Artificial intelligence (AI) is a hot topic and big buzzword in business today – indeed, Infoholic Research predicts that AI in the logistics and supply chain markets will grow at a compound annual growth rate of 42,9% until 2023.
According to author, AI and automation expert Johan Steyn, everyone wants AI but there are pitfalls to avoid. In his keynote presentation at the 2022 SAPICS Conference, Steyn explored how intelligent technology will impact supply chains.
Technologies like AI, smart sensors providing real-time insights, autonomous decision making and predictive analytics will play an increasingly important role in the profession.
He cautioned the 600 supply chain professionals who met in Cape Town for the event to start any automation journey with a clear understanding of business objectives and customer needs.
Steyn said that he has spoken to executives who wanted AI but could not explain their most basic business processes. “Consultants will never tell you this, but use the technology that you have,” he advised SAPICS attendees.
“Start with what you have got and how you can use it. Don’t listen to consultants that want to buy shiny stuff.

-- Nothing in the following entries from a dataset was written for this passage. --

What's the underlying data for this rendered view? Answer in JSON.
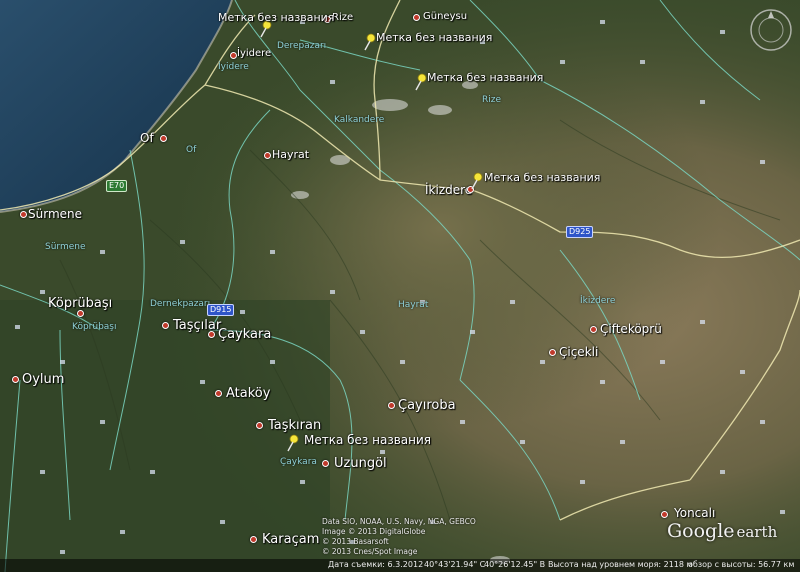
{
  "places": [
    {
      "name": "Rize",
      "kind": "place"
    },
    {
      "name": "Güneysu",
      "kind": "place"
    },
    {
      "name": "İyidere",
      "kind": "place"
    },
    {
      "name": "Of",
      "kind": "place"
    },
    {
      "name": "Hayrat",
      "kind": "place"
    },
    {
      "name": "İkizdere",
      "kind": "place"
    },
    {
      "name": "Sürmene",
      "kind": "place"
    },
    {
      "name": "Köprübaşı",
      "kind": "place"
    },
    {
      "name": "Taşçılar",
      "kind": "place"
    },
    {
      "name": "Çaykara",
      "kind": "place"
    },
    {
      "name": "Oylum",
      "kind": "place"
    },
    {
      "name": "Ataköy",
      "kind": "place"
    },
    {
      "name": "Çayıroba",
      "kind": "place"
    },
    {
      "name": "Taşkıran",
      "kind": "place"
    },
    {
      "name": "Uzungöl",
      "kind": "place"
    },
    {
      "name": "Karaçam",
      "kind": "place"
    },
    {
      "name": "Çiçekli",
      "kind": "place"
    },
    {
      "name": "Çifteköprü",
      "kind": "place"
    },
    {
      "name": "Yoncalı",
      "kind": "place"
    }
  ],
  "districts": [
    "Derepazarı",
    "İyidere",
    "Kalkandere",
    "Rize",
    "Of",
    "Sürmene",
    "Dernekpazarı",
    "Köprübaşı",
    "Hayrat",
    "İkizdere",
    "Çaykara"
  ],
  "placemarks": [
    {
      "label": "Метка без названия"
    },
    {
      "label": "Метка без названия"
    },
    {
      "label": "Метка без названия"
    },
    {
      "label": "Метка без названия"
    },
    {
      "label": "Метка без названия"
    }
  ],
  "road_shields": [
    {
      "label": "E70",
      "color": "#2d7a33"
    },
    {
      "label": "D915",
      "color": "#2f55c8"
    },
    {
      "label": "D925",
      "color": "#2f55c8"
    }
  ],
  "credits": {
    "line1": "Data SIO, NOAA, U.S. Navy, NGA, GEBCO",
    "line2": "Image © 2013 DigitalGlobe",
    "line3": "© 2013 Basarsoft",
    "line4": "© 2013 Cnes/Spot Image"
  },
  "status": {
    "imagery_date": "Дата съемки: 6.3.2012",
    "lat": "40°43'21.94\" С",
    "lon": "40°26'12.45\" В",
    "elevation": "Высота над уровнем моря: 2118 м",
    "eye_alt": "обзор с высоты: 56.77 км"
  },
  "logo": {
    "word1": "Google",
    "word2": "earth"
  },
  "colors": {
    "sea": "#1f3f5a",
    "land": "#3c4e2c",
    "pin": "#f5e53a",
    "road": "#f1eab2",
    "border": "#7ad6c2"
  }
}
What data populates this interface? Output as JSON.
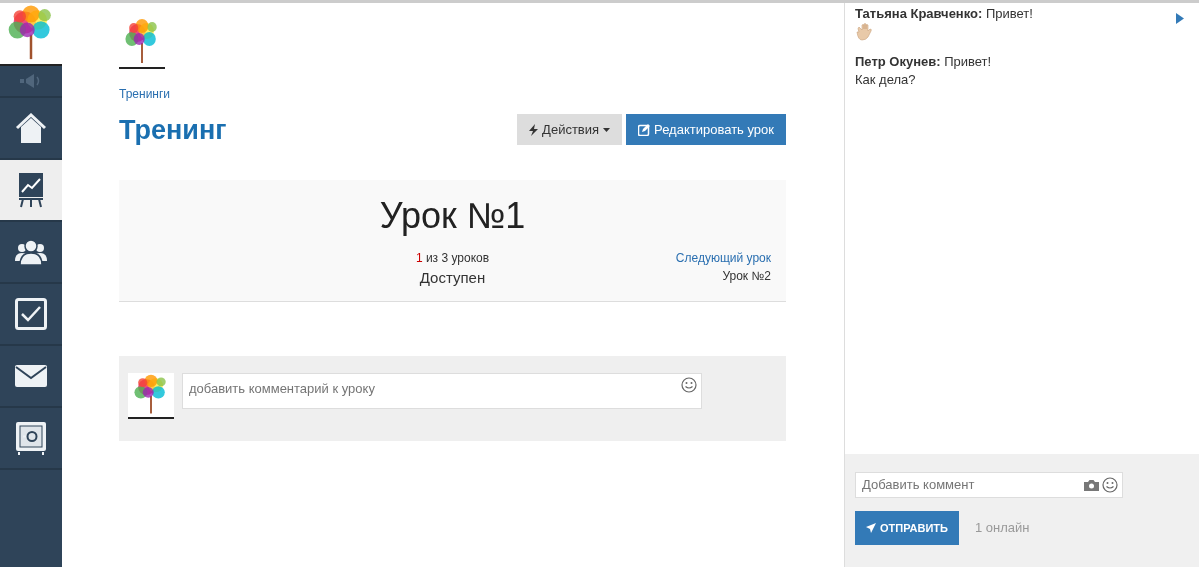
{
  "sidebar": {
    "items": [
      {
        "kind": "speaker",
        "selected": false
      },
      {
        "kind": "home",
        "selected": false
      },
      {
        "kind": "chart",
        "selected": true
      },
      {
        "kind": "people",
        "selected": false
      },
      {
        "kind": "check",
        "selected": false
      },
      {
        "kind": "mail",
        "selected": false
      },
      {
        "kind": "safe",
        "selected": false
      }
    ]
  },
  "breadcrumb": "Тренинги",
  "title": "Тренинг",
  "actions_button": "Действия",
  "edit_button": "Редактировать урок",
  "lesson": {
    "title": "Урок №1",
    "progress_current": "1",
    "progress_text": "из 3 уроков",
    "status": "Доступен",
    "next_label": "Следующий урок",
    "next_title": "Урок №2"
  },
  "comment": {
    "placeholder": "добавить комментарий к уроку"
  },
  "chat": {
    "messages": [
      {
        "author": "Татьяна Кравченко:",
        "text": "Привет!",
        "wave_emoji": true
      },
      {
        "author": "Петр Окунев:",
        "text": "Привет!",
        "more": [
          "Как дела?"
        ]
      }
    ],
    "input": {
      "placeholder": "Добавить коммент"
    },
    "send_button": "ОТПРАВИТЬ",
    "online": "1 онлайн"
  }
}
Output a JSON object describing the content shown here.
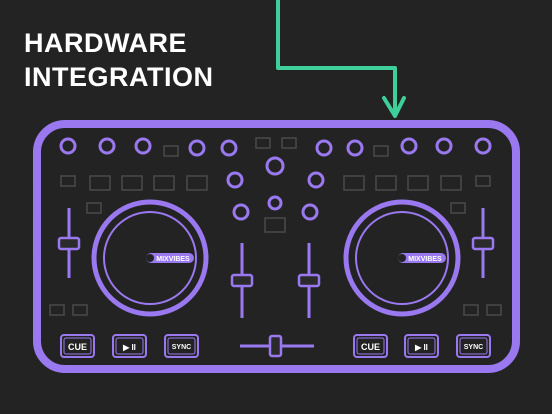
{
  "headline": {
    "line1": "HARDWARE",
    "line2": "INTEGRATION"
  },
  "colors": {
    "background": "#232323",
    "controller": "#9a79f0",
    "button_fill": "#2b2b2b",
    "arrow": "#3ecf9a",
    "text": "#ffffff"
  },
  "controller": {
    "left_deck": {
      "platter_label": "MIXVIBES",
      "cue_label": "CUE",
      "play_label": "▶ II",
      "sync_label": "SYNC"
    },
    "right_deck": {
      "platter_label": "MIXVIBES",
      "cue_label": "CUE",
      "play_label": "▶ II",
      "sync_label": "SYNC"
    }
  },
  "icons": {
    "arrow": "down-arrow-icon"
  }
}
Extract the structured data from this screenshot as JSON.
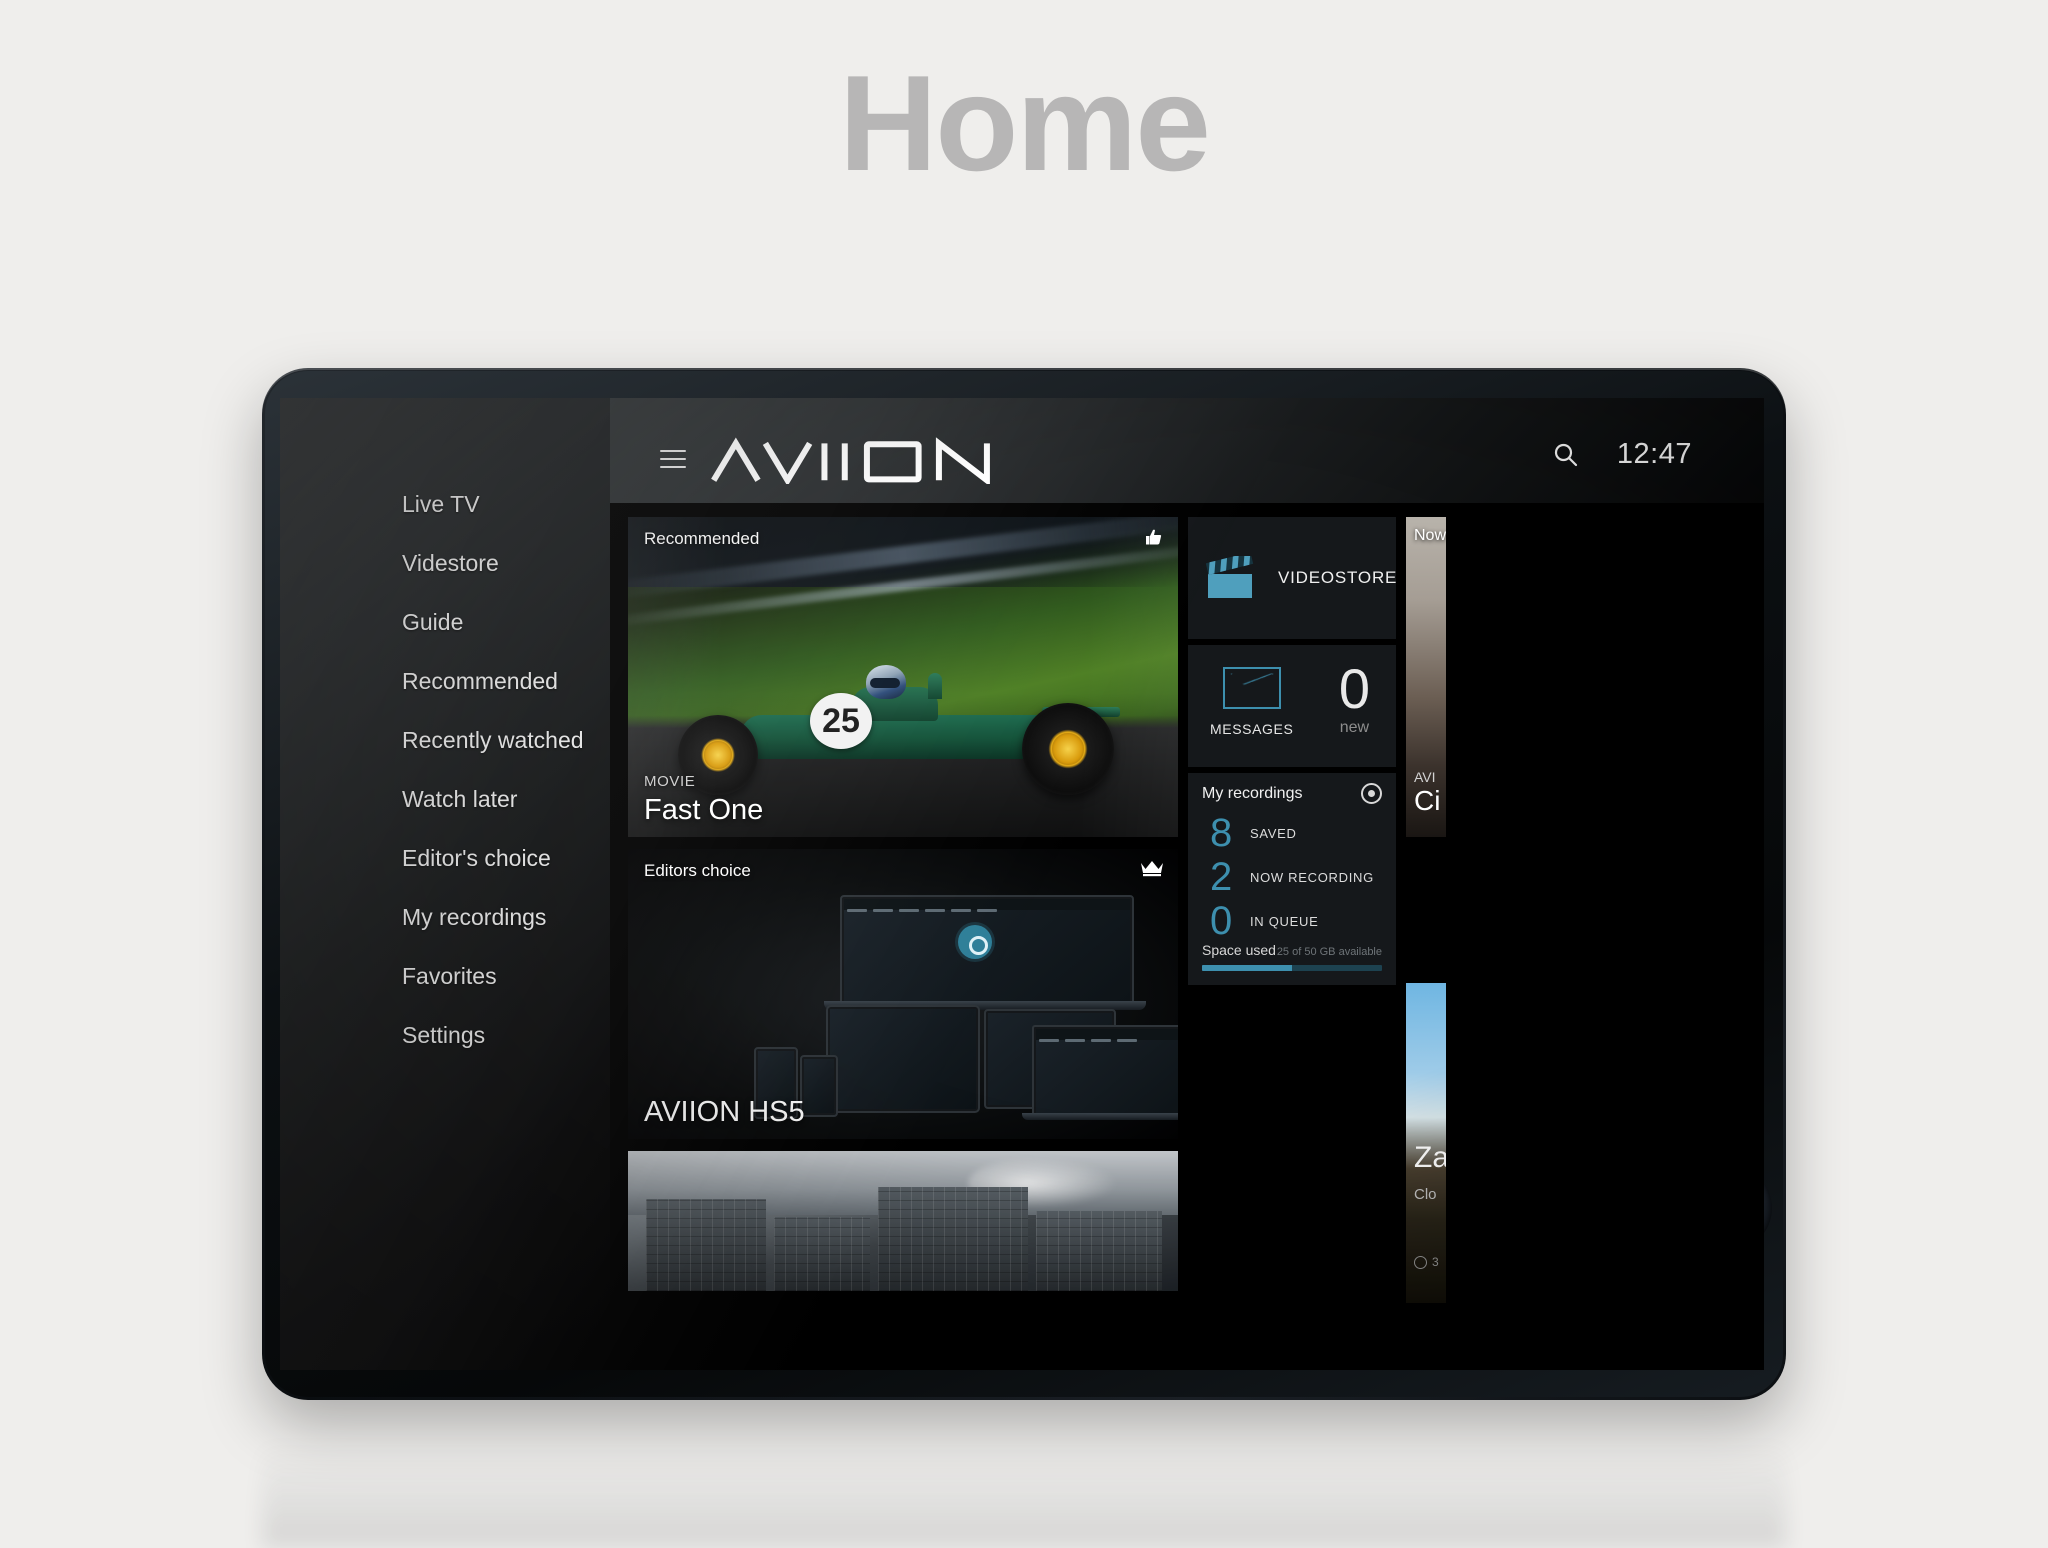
{
  "page": {
    "title": "Home",
    "title_color": "#b7b6b6",
    "background_color": "#efeeec"
  },
  "accent_color": "#3d8fae",
  "app": {
    "logo_text": "AVIION",
    "menu_icon": "hamburger-icon",
    "search_icon": "search-icon",
    "clock": "12:47"
  },
  "sidebar": {
    "items": [
      {
        "label": "Live TV"
      },
      {
        "label": "Videstore"
      },
      {
        "label": "Guide"
      },
      {
        "label": "Recommended"
      },
      {
        "label": "Recently watched"
      },
      {
        "label": "Watch later"
      },
      {
        "label": "Editor's choice"
      },
      {
        "label": "My recordings"
      },
      {
        "label": "Favorites"
      },
      {
        "label": "Settings"
      }
    ]
  },
  "main": {
    "hero": {
      "label": "Recommended",
      "corner_icon": "thumbs-up-icon",
      "kicker": "MOVIE",
      "title": "Fast One",
      "car_number": "25"
    },
    "editors": {
      "label": "Editors choice",
      "corner_icon": "crown-icon",
      "title": "AVIION HS5"
    },
    "bottom_card": {
      "label": ""
    }
  },
  "rail": {
    "videostore": {
      "label": "VIDEOSTORE",
      "icon": "clapperboard-icon"
    },
    "messages": {
      "label": "MESSAGES",
      "icon": "envelope-icon",
      "count": "0",
      "count_label": "new"
    },
    "recordings": {
      "title": "My recordings",
      "icon": "record-dot-icon",
      "stats": [
        {
          "value": "8",
          "label": "SAVED"
        },
        {
          "value": "2",
          "label": "NOW RECORDING"
        },
        {
          "value": "0",
          "label": "IN QUEUE"
        }
      ],
      "space_label": "Space used",
      "space_available": "25 of 50 GB available",
      "space_percent": 50
    }
  },
  "cut_cards": {
    "top": {
      "label": "Now",
      "kicker": "AVI",
      "title": "Ci"
    },
    "bottom": {
      "title": "Za",
      "subtitle": "Clo",
      "meta": "3"
    }
  }
}
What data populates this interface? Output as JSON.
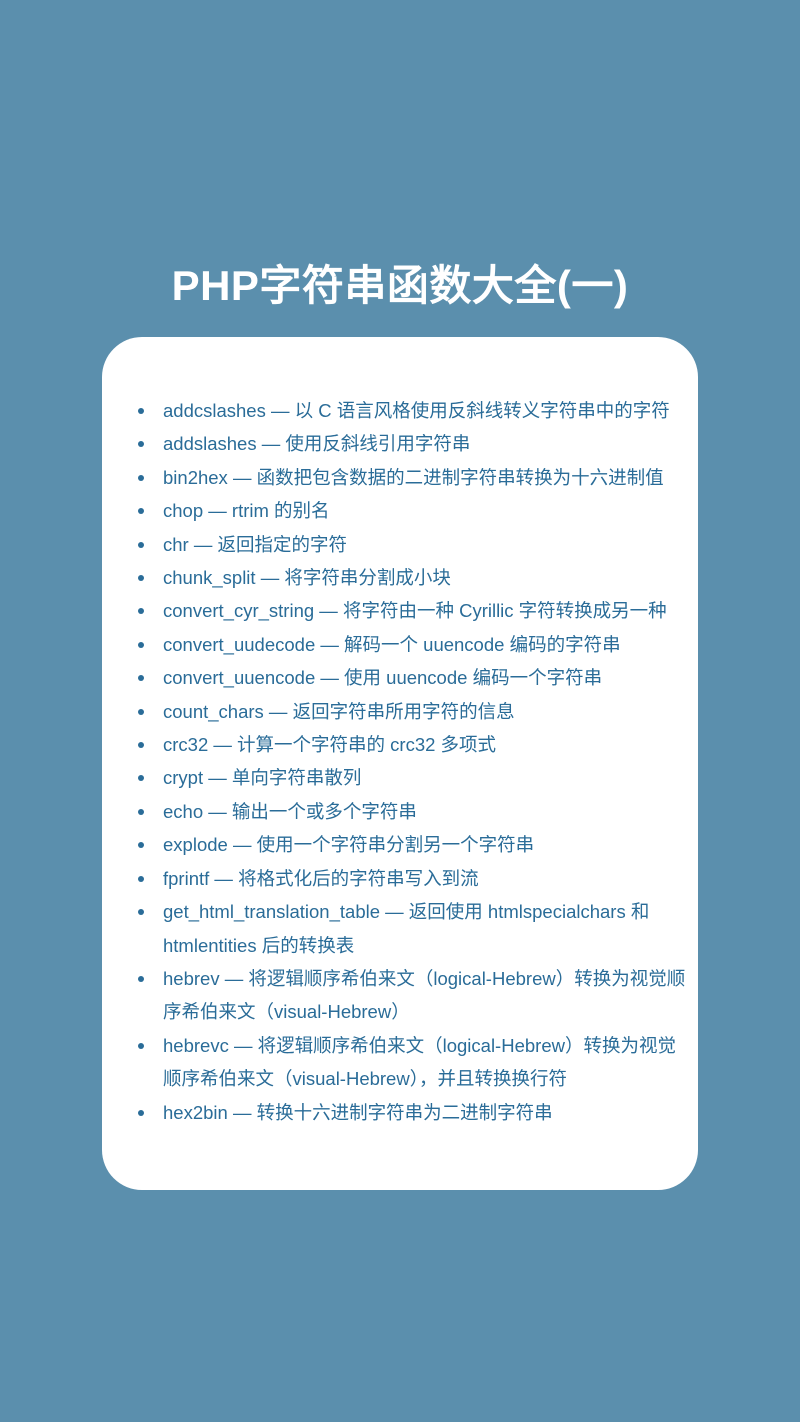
{
  "title": "PHP字符串函数大全(一)",
  "colors": {
    "background": "#5b8fad",
    "card": "#ffffff",
    "text": "#2a6c98",
    "title": "#ffffff"
  },
  "functions": [
    {
      "name": "addcslashes",
      "desc": "以 C 语言风格使用反斜线转义字符串中的字符"
    },
    {
      "name": "addslashes",
      "desc": "使用反斜线引用字符串"
    },
    {
      "name": "bin2hex",
      "desc": "函数把包含数据的二进制字符串转换为十六进制值"
    },
    {
      "name": "chop",
      "desc": "rtrim 的别名"
    },
    {
      "name": "chr",
      "desc": "返回指定的字符"
    },
    {
      "name": "chunk_split",
      "desc": "将字符串分割成小块"
    },
    {
      "name": "convert_cyr_string",
      "desc": "将字符由一种 Cyrillic 字符转换成另一种"
    },
    {
      "name": "convert_uudecode",
      "desc": "解码一个 uuencode 编码的字符串"
    },
    {
      "name": "convert_uuencode",
      "desc": "使用 uuencode 编码一个字符串"
    },
    {
      "name": "count_chars",
      "desc": "返回字符串所用字符的信息"
    },
    {
      "name": "crc32",
      "desc": "计算一个字符串的 crc32 多项式"
    },
    {
      "name": "crypt",
      "desc": "单向字符串散列"
    },
    {
      "name": "echo",
      "desc": "输出一个或多个字符串"
    },
    {
      "name": "explode",
      "desc": "使用一个字符串分割另一个字符串"
    },
    {
      "name": "fprintf",
      "desc": "将格式化后的字符串写入到流"
    },
    {
      "name": "get_html_translation_table",
      "desc": "返回使用 htmlspecialchars 和 htmlentities 后的转换表"
    },
    {
      "name": "hebrev",
      "desc": "将逻辑顺序希伯来文（logical-Hebrew）转换为视觉顺序希伯来文（visual-Hebrew）"
    },
    {
      "name": "hebrevc",
      "desc": "将逻辑顺序希伯来文（logical-Hebrew）转换为视觉顺序希伯来文（visual-Hebrew），并且转换换行符"
    },
    {
      "name": "hex2bin",
      "desc": "转换十六进制字符串为二进制字符串"
    }
  ],
  "separator": " — "
}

You may not need it.”
He added that it is critical to partner with the right vendors in a win-win relationship.
The importance of automating the right things for the right reasons in the right way was another key message in his presentation, and he also noted that the best way to approach AI is to automate value chains not tasks. “Automating certain tasks in isolation will not deliver value.”
Steyn stressed the importance of a “people-first initiative”.
“The approach should never be technology first. Start with considering whether your people can do it. Do you need to recruit people? Consider your organisational design, career planning and the need for upskilling your people. Most AI conversations start with technology. They should always start with people.
“The reason many technology initiatives in business don’t live up to expectations or flatly fail, is that we often underestimate the impact it will have on people, and how they will respond.
“Technology is advancing rapidly but there are things that it cannot do. We must remember that we cannot automate human nature and common sense. The value of people should always be our main focus and ethics should underpin all our technological endeavours. The disruptive power of new technologies needs a new breed of ethical, human-centric, leadership in business,” Steyn said.